▸ **What the exercise asks**
The expected response is the full set of records, unchanged.

Records from a collection:
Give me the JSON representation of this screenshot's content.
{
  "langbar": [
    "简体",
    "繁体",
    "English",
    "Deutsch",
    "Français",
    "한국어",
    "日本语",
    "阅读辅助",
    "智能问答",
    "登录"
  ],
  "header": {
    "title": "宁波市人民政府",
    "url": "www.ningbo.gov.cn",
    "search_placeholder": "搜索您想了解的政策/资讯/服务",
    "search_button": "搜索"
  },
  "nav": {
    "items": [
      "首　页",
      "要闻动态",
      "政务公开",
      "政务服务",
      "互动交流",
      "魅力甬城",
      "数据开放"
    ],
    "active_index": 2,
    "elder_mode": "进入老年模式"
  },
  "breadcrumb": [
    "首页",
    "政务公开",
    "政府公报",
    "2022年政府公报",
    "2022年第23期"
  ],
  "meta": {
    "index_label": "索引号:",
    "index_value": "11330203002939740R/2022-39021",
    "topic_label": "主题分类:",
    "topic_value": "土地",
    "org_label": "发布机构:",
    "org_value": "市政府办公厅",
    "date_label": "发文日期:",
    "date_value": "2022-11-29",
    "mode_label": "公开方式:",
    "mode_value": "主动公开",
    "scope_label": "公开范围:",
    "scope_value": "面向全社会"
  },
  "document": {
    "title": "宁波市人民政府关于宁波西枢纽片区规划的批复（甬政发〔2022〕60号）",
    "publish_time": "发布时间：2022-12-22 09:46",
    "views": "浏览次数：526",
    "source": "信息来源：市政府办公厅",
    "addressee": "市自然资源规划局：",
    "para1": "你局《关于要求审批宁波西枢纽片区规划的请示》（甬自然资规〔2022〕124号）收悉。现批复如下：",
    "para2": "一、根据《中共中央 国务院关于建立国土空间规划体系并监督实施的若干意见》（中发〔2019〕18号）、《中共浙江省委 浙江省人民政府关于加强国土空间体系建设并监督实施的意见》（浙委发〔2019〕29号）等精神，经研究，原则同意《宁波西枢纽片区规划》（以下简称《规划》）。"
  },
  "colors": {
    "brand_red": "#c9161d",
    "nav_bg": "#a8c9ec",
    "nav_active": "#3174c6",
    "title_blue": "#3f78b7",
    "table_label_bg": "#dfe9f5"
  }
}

▸ **Task answer**
Give me the JSON representation of this screenshot's content.
{
  "langbar": [
    "简体",
    "繁体",
    "English",
    "Deutsch",
    "Français",
    "한국어",
    "日本语",
    "阅读辅助",
    "智能问答",
    "登录"
  ],
  "header": {
    "title": "宁波市人民政府",
    "url": "www.ningbo.gov.cn",
    "search_placeholder": "搜索您想了解的政策/资讯/服务",
    "search_button": "搜索"
  },
  "nav": {
    "items": [
      "首　页",
      "要闻动态",
      "政务公开",
      "政务服务",
      "互动交流",
      "魅力甬城",
      "数据开放"
    ],
    "active_index": 2,
    "elder_mode": "进入老年模式"
  },
  "breadcrumb": [
    "首页",
    "政务公开",
    "政府公报",
    "2022年政府公报",
    "2022年第23期"
  ],
  "meta": {
    "index_label": "索引号:",
    "index_value": "11330203002939740R/2022-39021",
    "topic_label": "主题分类:",
    "topic_value": "土地",
    "org_label": "发布机构:",
    "org_value": "市政府办公厅",
    "date_label": "发文日期:",
    "date_value": "2022-11-29",
    "mode_label": "公开方式:",
    "mode_value": "主动公开",
    "scope_label": "公开范围:",
    "scope_value": "面向全社会"
  },
  "document": {
    "title": "宁波市人民政府关于宁波西枢纽片区规划的批复（甬政发〔2022〕60号）",
    "publish_time": "发布时间：2022-12-22 09:46",
    "views": "浏览次数：526",
    "source": "信息来源：市政府办公厅",
    "addressee": "市自然资源规划局：",
    "para1": "你局《关于要求审批宁波西枢纽片区规划的请示》（甬自然资规〔2022〕124号）收悉。现批复如下：",
    "para2": "一、根据《中共中央 国务院关于建立国土空间规划体系并监督实施的若干意见》（中发〔2019〕18号）、《中共浙江省委 浙江省人民政府关于加强国土空间体系建设并监督实施的意见》（浙委发〔2019〕29号）等精神，经研究，原则同意《宁波西枢纽片区规划》（以下简称《规划》）。"
  },
  "colors": {
    "brand_red": "#c9161d",
    "nav_bg": "#a8c9ec",
    "nav_active": "#3174c6",
    "title_blue": "#3f78b7",
    "table_label_bg": "#dfe9f5"
  }
}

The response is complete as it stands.